*Task details*. A complete answer lists every line of the entries below where the string "this" appears.

[Recorded data]
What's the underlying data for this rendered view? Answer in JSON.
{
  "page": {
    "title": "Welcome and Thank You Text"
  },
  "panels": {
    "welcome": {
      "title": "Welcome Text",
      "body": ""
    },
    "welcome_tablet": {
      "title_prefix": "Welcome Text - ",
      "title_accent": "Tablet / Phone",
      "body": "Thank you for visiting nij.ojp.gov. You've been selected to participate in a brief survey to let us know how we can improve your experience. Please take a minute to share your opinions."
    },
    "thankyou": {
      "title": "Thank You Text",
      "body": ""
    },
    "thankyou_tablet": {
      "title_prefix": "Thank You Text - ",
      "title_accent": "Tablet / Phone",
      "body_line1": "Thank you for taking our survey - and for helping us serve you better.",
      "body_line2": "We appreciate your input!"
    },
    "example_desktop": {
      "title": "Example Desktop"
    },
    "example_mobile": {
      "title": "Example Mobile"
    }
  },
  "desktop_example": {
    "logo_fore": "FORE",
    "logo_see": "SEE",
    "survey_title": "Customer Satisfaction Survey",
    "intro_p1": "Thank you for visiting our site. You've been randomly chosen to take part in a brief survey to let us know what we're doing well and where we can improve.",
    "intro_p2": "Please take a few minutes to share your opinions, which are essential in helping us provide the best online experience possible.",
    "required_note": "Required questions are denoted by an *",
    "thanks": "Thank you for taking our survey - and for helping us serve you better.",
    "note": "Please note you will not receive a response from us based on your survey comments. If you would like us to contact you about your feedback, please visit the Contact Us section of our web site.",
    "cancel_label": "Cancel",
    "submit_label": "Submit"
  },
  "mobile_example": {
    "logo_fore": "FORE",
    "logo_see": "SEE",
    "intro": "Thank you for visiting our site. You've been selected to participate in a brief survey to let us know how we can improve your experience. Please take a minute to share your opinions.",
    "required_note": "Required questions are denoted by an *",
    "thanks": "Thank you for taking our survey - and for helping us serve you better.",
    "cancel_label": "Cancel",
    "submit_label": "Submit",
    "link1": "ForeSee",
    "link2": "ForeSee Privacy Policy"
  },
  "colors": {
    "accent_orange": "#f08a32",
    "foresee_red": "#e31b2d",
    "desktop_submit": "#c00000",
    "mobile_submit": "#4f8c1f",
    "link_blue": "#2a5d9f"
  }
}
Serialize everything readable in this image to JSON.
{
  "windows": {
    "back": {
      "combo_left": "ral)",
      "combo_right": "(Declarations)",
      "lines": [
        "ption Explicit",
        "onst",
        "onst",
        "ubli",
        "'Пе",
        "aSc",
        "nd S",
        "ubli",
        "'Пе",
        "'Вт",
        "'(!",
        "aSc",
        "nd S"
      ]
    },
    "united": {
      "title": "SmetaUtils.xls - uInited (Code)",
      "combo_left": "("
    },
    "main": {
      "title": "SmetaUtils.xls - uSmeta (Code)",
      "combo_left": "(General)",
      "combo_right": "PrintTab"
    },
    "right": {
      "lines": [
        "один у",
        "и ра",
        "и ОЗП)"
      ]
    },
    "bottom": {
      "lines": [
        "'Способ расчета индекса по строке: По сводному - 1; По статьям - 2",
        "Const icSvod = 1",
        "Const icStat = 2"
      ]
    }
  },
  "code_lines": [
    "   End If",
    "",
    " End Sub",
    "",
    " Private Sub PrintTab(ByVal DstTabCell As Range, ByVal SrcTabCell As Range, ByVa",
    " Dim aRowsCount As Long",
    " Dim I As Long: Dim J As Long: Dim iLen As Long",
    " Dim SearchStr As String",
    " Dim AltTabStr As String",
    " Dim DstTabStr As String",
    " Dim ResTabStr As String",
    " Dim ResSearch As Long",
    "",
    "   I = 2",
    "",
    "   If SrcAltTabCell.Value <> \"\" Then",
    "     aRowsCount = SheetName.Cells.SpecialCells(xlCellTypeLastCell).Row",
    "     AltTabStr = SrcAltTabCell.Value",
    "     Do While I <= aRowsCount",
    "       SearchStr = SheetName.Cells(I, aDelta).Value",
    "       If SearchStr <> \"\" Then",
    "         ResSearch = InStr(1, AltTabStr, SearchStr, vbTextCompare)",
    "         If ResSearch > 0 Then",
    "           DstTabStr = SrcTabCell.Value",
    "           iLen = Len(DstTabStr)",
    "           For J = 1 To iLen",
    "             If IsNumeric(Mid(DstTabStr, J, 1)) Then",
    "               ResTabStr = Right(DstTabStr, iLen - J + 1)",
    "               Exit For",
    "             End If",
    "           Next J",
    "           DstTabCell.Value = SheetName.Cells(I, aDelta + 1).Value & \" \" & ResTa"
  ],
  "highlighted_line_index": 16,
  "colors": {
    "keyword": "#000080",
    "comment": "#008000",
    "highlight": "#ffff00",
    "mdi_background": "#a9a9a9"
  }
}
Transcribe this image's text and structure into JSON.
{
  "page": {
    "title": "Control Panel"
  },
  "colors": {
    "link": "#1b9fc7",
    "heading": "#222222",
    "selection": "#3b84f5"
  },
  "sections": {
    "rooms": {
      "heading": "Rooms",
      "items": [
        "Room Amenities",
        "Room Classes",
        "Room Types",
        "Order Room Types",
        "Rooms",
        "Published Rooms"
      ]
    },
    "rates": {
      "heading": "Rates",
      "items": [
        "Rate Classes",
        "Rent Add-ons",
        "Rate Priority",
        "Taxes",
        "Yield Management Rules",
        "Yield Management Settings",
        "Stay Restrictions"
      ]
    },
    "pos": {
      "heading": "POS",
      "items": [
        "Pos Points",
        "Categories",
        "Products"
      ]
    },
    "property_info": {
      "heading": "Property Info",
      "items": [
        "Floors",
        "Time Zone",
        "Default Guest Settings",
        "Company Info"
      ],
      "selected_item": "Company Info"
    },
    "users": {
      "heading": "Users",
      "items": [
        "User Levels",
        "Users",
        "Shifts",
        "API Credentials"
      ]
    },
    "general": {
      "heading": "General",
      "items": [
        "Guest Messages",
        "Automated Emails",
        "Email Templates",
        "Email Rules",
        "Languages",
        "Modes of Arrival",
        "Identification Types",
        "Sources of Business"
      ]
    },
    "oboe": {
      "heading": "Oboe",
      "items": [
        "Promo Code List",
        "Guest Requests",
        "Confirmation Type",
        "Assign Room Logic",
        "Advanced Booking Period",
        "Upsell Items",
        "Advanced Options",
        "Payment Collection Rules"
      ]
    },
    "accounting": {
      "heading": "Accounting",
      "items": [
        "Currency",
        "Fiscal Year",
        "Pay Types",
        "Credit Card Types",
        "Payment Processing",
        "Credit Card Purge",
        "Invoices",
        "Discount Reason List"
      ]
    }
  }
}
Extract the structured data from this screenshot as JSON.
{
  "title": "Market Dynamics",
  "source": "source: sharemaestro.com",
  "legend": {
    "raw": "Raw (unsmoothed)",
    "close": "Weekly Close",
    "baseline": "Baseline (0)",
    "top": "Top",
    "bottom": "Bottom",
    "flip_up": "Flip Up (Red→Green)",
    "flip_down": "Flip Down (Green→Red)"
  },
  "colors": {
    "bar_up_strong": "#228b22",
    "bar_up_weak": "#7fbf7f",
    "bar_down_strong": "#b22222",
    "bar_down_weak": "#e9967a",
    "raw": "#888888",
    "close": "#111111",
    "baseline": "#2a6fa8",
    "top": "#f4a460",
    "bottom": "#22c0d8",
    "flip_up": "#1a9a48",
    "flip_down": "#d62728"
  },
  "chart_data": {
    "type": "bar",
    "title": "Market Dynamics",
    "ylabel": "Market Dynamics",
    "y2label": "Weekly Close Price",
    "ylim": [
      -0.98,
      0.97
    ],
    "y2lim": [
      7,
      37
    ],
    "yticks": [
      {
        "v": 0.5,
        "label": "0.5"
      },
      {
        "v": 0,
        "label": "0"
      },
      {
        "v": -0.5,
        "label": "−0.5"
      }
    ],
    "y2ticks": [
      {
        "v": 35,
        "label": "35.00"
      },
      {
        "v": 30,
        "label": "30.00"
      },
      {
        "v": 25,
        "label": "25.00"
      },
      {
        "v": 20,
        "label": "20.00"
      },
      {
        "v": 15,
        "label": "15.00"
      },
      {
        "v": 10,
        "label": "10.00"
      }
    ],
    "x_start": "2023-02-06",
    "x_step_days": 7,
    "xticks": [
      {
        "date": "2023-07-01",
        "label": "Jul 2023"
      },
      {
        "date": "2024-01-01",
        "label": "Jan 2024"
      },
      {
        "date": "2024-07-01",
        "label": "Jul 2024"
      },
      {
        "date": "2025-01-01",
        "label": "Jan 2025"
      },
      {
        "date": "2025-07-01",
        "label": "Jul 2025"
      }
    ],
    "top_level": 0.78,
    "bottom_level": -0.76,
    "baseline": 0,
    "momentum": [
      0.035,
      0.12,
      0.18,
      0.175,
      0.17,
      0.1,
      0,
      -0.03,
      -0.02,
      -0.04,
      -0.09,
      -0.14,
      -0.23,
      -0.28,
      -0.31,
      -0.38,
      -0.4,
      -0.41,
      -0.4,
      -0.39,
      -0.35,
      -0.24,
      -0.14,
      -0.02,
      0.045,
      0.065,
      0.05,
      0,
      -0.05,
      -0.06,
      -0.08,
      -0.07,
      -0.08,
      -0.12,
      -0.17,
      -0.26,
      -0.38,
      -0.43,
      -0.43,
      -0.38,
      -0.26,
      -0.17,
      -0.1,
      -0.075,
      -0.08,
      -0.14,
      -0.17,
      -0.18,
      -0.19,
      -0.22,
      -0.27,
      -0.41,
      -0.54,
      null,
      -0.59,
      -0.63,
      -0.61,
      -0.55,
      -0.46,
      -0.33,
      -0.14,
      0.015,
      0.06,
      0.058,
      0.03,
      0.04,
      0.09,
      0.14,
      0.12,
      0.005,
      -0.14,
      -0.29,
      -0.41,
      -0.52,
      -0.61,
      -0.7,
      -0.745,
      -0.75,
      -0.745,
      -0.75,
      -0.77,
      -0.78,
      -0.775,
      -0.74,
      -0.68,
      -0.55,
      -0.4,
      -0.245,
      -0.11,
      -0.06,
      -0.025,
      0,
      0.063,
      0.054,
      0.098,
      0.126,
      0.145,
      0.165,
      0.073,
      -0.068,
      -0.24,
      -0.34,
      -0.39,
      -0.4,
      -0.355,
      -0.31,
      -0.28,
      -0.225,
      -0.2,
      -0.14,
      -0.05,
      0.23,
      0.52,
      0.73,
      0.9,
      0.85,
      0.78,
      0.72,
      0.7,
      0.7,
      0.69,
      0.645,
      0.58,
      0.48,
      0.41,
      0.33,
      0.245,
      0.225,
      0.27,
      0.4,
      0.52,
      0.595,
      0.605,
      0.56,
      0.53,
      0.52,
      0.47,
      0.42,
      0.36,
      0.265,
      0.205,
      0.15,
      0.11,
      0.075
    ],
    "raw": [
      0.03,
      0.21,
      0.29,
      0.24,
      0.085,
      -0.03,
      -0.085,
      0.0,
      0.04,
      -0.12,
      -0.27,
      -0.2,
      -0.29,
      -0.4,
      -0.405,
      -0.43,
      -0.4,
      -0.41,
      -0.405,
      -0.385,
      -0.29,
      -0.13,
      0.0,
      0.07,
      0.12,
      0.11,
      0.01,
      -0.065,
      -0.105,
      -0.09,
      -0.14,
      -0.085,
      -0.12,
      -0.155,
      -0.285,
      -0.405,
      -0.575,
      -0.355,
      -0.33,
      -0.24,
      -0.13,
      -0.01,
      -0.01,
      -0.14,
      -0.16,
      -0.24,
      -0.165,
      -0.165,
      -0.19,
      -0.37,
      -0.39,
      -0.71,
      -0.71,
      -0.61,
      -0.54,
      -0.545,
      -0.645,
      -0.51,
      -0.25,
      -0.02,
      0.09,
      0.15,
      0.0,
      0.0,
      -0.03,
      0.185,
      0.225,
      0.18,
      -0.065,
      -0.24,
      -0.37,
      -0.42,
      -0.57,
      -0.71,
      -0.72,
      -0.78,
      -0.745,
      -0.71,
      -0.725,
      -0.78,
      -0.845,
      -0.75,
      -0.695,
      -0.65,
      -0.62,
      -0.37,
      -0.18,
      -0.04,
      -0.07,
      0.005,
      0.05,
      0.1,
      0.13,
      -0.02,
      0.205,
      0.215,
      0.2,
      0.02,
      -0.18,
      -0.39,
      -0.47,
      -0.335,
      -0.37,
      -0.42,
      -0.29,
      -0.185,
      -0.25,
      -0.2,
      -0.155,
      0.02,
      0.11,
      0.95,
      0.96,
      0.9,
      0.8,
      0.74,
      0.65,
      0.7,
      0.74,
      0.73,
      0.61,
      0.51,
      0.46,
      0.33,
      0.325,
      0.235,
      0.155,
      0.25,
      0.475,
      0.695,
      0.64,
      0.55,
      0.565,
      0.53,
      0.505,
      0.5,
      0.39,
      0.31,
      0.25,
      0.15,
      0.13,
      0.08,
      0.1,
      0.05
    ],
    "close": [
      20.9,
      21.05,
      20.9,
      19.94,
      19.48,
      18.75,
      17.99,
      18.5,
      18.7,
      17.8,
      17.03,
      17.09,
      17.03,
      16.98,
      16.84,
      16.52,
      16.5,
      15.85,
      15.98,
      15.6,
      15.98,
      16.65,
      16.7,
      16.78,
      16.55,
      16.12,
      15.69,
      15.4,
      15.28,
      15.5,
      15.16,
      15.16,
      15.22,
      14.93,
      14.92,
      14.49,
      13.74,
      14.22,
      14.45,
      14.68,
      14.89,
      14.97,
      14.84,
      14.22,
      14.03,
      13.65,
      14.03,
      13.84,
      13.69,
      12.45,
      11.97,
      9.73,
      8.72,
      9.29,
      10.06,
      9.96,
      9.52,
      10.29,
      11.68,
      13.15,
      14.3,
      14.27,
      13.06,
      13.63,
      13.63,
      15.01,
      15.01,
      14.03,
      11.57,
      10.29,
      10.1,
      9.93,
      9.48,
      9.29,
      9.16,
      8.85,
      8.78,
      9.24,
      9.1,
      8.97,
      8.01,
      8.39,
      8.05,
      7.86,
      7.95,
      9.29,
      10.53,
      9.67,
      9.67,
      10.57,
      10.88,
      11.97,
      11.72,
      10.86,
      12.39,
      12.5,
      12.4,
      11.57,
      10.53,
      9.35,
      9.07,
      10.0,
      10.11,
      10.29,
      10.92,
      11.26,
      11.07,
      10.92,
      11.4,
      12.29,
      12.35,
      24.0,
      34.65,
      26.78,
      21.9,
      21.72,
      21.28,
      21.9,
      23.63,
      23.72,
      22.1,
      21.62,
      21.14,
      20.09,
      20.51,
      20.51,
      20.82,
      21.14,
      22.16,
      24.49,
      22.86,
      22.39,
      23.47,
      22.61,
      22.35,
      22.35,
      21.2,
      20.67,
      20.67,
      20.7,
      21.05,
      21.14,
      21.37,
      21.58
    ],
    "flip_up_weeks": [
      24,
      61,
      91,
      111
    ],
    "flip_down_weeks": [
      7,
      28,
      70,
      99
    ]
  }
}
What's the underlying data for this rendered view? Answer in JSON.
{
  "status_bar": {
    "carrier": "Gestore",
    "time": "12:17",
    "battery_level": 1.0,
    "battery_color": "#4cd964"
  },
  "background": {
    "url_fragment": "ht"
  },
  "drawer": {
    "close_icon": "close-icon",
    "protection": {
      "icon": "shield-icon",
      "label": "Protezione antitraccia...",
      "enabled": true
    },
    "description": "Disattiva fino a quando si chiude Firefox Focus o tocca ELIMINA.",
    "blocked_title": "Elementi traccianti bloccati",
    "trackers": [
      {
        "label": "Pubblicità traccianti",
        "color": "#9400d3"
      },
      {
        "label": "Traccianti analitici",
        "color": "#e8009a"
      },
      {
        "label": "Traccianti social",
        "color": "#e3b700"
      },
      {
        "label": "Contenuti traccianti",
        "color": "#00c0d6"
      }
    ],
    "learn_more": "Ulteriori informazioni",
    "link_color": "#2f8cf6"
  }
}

*Solved problem*.
What's the underlying data for this rendered view? Answer in JSON.
Serialize everything readable in this image to JSON.
Transcribe this image's text and structure into JSON.
Extract the structured data from this screenshot as JSON.
What's the underlying data for this rendered view? Answer in JSON.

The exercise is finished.